Also known as private military contractors (PMCs), Russian mercenaries undermine American interests and values all over the world. In Libya, Syria, Venezuela, and more, PMCs exacerbate civil wars and plunder natural resources from poverty-stricken countries. They may be directly hired by a local government, but also regularly carry out actions that benefit the Russian government. Russian leaders maintain plausible deniability if their mercenaries fail, but are quick to take advantage of PMC actions if they succeed. If the U.S. refuses to act against Russian duplicity, the Russian government has no reason to stop using PMCs as a versatile international proxy.
A new strategy would be easy to implement. The original Magnitsky Act targets human rights abusers and corruption in the Russian government. It prevents its targets from entering the U.S. or doing business with large numbers of American banks and companies. It proved so effective that the European Union created its own Magnitsky Act, which allows for greater coordination and enforcement of international sanctions. If the U.S. Congress expands Magnitsky to target PMC sponsors, it will give the president the ability to impose damaging sanctions through an effective, existing legal framework.
America should take the fight to the Russian elite. Oligarchs like Yevgeny Prigozhin have enriched themselves on blatant corruption through landing government contracts, as well as ties to organized crime. Prigozhin has a close personal relationship with Vladimir Putin, and journalists and academics suspect that he directly profits from Wagner Group activities. In the past, suspected Wagner fighters harassed Russian journalists who probed too deeply into Wagner. One investigating journalist was likely thrown from his balcony to die on the street below. Russia fears those investigating Wagner. American diplomats and politicians should support these Russian journalists and help amplify their findings.

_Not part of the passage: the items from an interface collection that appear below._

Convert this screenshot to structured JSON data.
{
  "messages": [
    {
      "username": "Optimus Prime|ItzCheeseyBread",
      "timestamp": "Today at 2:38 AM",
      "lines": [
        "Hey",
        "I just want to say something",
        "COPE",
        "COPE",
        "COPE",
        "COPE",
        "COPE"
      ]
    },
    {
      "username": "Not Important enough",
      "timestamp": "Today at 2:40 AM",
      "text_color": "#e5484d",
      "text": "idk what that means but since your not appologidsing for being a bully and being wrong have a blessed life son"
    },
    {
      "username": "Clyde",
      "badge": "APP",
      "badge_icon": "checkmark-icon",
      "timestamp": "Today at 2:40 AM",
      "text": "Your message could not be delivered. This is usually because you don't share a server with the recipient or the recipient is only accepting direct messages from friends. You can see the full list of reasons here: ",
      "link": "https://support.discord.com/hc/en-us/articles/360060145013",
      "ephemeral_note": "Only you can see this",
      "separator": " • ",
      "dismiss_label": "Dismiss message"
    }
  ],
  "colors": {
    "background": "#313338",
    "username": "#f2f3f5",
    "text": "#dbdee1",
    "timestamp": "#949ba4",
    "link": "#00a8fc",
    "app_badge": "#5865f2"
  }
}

Finally, this strategy fundamentally changes the conversation around Russian mercenaries. Russia has long been able to deny having any official ties to PMCs. In fact, mercenary companies are officially outlawed throughout Russia. Regardless, it has not stopped the Russian government from regularly employing and benefitting from PMC action abroad. The U.S. should disregard Russian denials and accept the obvious evidence in front of us.
No strategy is perfect. The U.S. destroyed the mercenaries at Khasham with overwhelming military power, not sanctions and condemnation. Russian oligarchs have faced U.S. sanctions before, with little to show for it. In addition, the U.S. must be realistic in implementing its foreign policy. Because the U.S. has more important strategic priorities elsewhere, it is not realistic or wise to regularly use military force against Russian PMCs. Unilateral American sanctions might not have significantly impacted some Russian oligarchs, but multilateral sanctions implemented with allies through an expanded Magnitsky Act may prove far more effective.

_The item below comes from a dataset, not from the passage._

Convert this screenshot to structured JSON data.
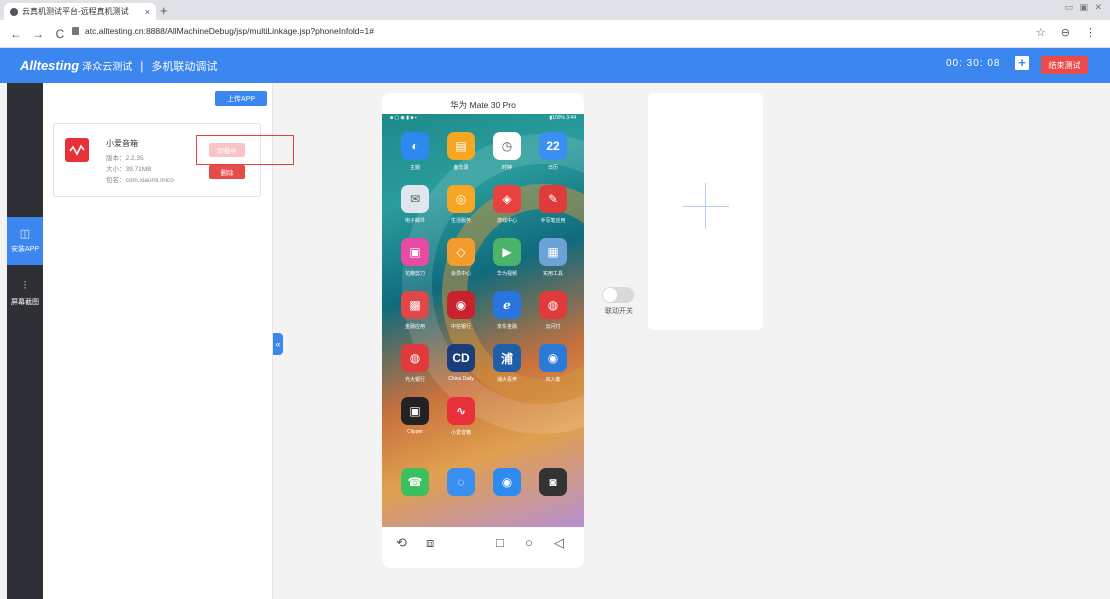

Russia exploits chaos. America creates order, with some success. The international community should act quickly to discourage PMC use. After Wagner’s debacle in Syria, governments and journalists began to expose other Russian mercenary activities. The U.S. should encourage this trend. America needs to take this opportunity to establish new international norms around PMC use. Through vigorous multilateral sanctions and public condemnation, the U.S. can protect the vulnerable and counter Russian aggression worldwide.